A fire, apparently electrical in origin, damaged a 2015 Kenworth T680 truck. GEI was assigned to determine the fire’s point of origin and its ignition cause. We were also assigned to research the National Highway Traffic Safety Association website database for recall issues that may have caused or contributed to the fire.
First, the available recall information provided by the NHTSA website showed no recalls for issues that would have caused or contributed to the date-of-loss fire.
Next, the vehicle was examined and documented photographically. The exterior of the vehicle was examined. The fire had not damaged the exterior of the truck. The wheels were found properly secured to their respective hubs. The Goodyear brand tires were found inflated and properly mounted to their wheels.
The interior of the cab was examined. No pre-fire electrical problems were found in the cab’s interior. The stock wiring routed to the ignition switch, heater ventilation and air conditioning controls, stereo/radio unit, or the auxiliary power sources showed no indications of pre-fire short-circuits or other electrical issues. The fire did not start in the sleeper cab.

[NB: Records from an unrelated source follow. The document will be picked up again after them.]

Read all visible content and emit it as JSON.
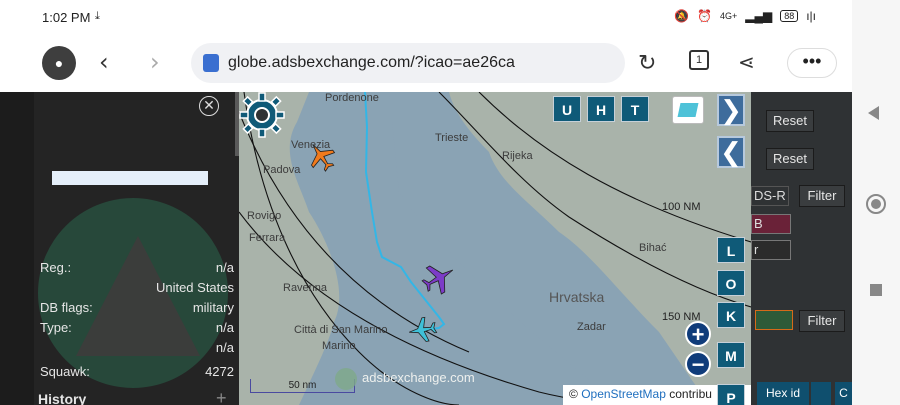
{
  "status_bar": {
    "time": "1:02 PM",
    "download_glyph": "⤓",
    "right_icons": [
      "mute-icon",
      "alarm-icon",
      "signal-icon",
      "wifi-icon"
    ],
    "network": "4G+",
    "battery": "88"
  },
  "browser": {
    "url": "globe.adsbexchange.com/?icao=ae26ca",
    "tab_count": "1",
    "menu_label": "•••"
  },
  "info_panel": {
    "close_glyph": "✕",
    "rows": [
      {
        "key": "Reg.:",
        "value": "n/a"
      },
      {
        "key": "",
        "value": "United States"
      },
      {
        "key": "DB flags:",
        "value": "military"
      },
      {
        "key": "Type:",
        "value": "n/a"
      },
      {
        "key": "",
        "value": "n/a"
      },
      {
        "key": "Squawk:",
        "value": "4272"
      }
    ],
    "history_label": "History",
    "history_plus": "+"
  },
  "map": {
    "places": [
      {
        "name": "Venezia",
        "big": false
      },
      {
        "name": "Padova",
        "big": false
      },
      {
        "name": "Rovigo",
        "big": false
      },
      {
        "name": "Ferrara",
        "big": false
      },
      {
        "name": "Ravenna",
        "big": false
      },
      {
        "name": "Trieste",
        "big": false
      },
      {
        "name": "Rijeka",
        "big": false
      },
      {
        "name": "Bihać",
        "big": false
      },
      {
        "name": "Hrvatska",
        "big": true
      },
      {
        "name": "Zadar",
        "big": false
      },
      {
        "name": "Città di San Marino",
        "big": false
      },
      {
        "name": "Pordenone",
        "big": false
      }
    ],
    "range_labels": [
      "100 NM",
      "150 NM"
    ],
    "scale_label": "50 nm",
    "watermark": "adsbexchange.com",
    "attribution_prefix": "© ",
    "attribution_link": "OpenStreetMap",
    "attribution_suffix": " contribu",
    "top_buttons": [
      "U",
      "H",
      "T"
    ],
    "side_buttons": [
      "L",
      "O",
      "K",
      "M",
      "P"
    ],
    "zoom_in": "+",
    "zoom_out": "−",
    "arrow_right": "❯",
    "arrow_left": "❮",
    "aircraft_colors": {
      "orange": "#f07a1c",
      "purple": "#7c3cc8",
      "cyan": "#3fc0d8",
      "track": "#33b6e6"
    }
  },
  "right_panel": {
    "reset_1": "Reset",
    "reset_2": "Reset",
    "filter_1": "Filter",
    "filter_2": "Filter",
    "ds_label": "DS-R",
    "field_b": "B",
    "field_r": "r",
    "hex_id": "Hex id",
    "col_c": "C"
  }
}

The engine compartment was examined, starting at the fuel injection system. No indications of fuel wash or fuel spray patterns were found at or near the fuel injectors. The fuel injection system lines, hoses, and supporting components were in place and intact prior to the fire. The fire pattern did not support a fuel injection system fire point of origin.
The components, lines, hoses and other supporting components of the power steering and air conditioning systems were examined. No fire activity was found in the areas of these components; no fire points of origin or fire causes were found in these systems.
The radiator, mounted at the front of the engine compartment, was found in good condition. No damage was found to the batteries located on the left side of the cab under the driver’s door.
No damage was found to the fuse boxes located at the left rear of the engine compartment, which was mounted on the left front cab wall. This area of the wiring harness was only lightly heat damaged.
The inspection continued from the rear of the truck forward. The bracket for the auxiliary external power supply was hit or bent, apparently as the truck “jack-knifed” or completed a very sharp turn that allowed the attached trailer to contact and bend the auxiliary external power supply bracket.
This damage partially crushed the green trailer power supply cable causing a short circuit.
The short-circuit then proceeded to damage the wiring harness, starter, and engine control computer.
The heat from the short-circuited trailer power supply cable also partially melted the red cable terminal insulator. The battery cable connections to the starter were damaged by the fire, as were the other surrounding electric control unit connectors. The short-circuit in the power cable at the rear of the truck overheated the power cable traveling forward to the starter area. As this cable runs under the truck the ambient air kept this heavy-duty cable insulation below its fire ignition temperature. However, as this cable turned inward at the starter it ran adjacent to many smaller and lighter gauge wires. The power cable generated sufficient heat to melt though the tangled, light plastic tubing wiring harness jacket. These lighter wires’ insulation reached their fire ignition point and ignited the surrounding plastic insulation of the wiring harness near the starter.
In conclusion, there were two problems with this almost-new truck. First, a sharp turn could damage a bracket and pinch a large gauge cable. Secondly, a shorted cable was not sufficiently protected by a fuse or circuit breaker to prevent overheating by a short circuit and a resulting electrical fire.